- **Work item**: Starting from the first line, set down the entire listing exactly.

- **Recorded data**:
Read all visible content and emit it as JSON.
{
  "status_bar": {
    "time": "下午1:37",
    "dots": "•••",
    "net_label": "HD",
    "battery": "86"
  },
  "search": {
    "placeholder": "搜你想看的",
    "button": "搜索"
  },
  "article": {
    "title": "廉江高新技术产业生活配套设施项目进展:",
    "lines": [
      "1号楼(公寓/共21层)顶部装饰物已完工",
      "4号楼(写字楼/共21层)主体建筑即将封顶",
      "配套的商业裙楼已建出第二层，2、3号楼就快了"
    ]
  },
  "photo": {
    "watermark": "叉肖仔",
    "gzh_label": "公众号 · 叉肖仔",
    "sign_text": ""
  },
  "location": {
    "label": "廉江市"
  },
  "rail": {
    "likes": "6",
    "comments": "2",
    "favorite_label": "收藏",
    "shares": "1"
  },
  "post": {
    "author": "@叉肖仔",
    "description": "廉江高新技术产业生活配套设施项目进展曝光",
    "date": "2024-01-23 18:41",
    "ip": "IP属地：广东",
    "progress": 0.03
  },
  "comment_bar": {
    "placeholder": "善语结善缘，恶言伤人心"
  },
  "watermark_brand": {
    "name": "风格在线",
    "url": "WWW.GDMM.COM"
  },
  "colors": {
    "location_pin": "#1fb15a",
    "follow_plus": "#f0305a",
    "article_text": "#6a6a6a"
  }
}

- **The completed task**:
Read all visible content and emit it as JSON.
{
  "status_bar": {
    "time": "下午1:37",
    "dots": "•••",
    "net_label": "HD",
    "battery": "86"
  },
  "search": {
    "placeholder": "搜你想看的",
    "button": "搜索"
  },
  "article": {
    "title": "廉江高新技术产业生活配套设施项目进展:",
    "lines": [
      "1号楼(公寓/共21层)顶部装饰物已完工",
      "4号楼(写字楼/共21层)主体建筑即将封顶",
      "配套的商业裙楼已建出第二层，2、3号楼就快了"
    ]
  },
  "photo": {
    "watermark": "叉肖仔",
    "gzh_label": "公众号 · 叉肖仔",
    "sign_text": ""
  },
  "location": {
    "label": "廉江市"
  },
  "rail": {
    "likes": "6",
    "comments": "2",
    "favorite_label": "收藏",
    "shares": "1"
  },
  "post": {
    "author": "@叉肖仔",
    "description": "廉江高新技术产业生活配套设施项目进展曝光",
    "date": "2024-01-23 18:41",
    "ip": "IP属地：广东",
    "progress": 0.03
  },
  "comment_bar": {
    "placeholder": "善语结善缘，恶言伤人心"
  },
  "watermark_brand": {
    "name": "风格在线",
    "url": "WWW.GDMM.COM"
  },
  "colors": {
    "location_pin": "#1fb15a",
    "follow_plus": "#f0305a",
    "article_text": "#6a6a6a"
  }
}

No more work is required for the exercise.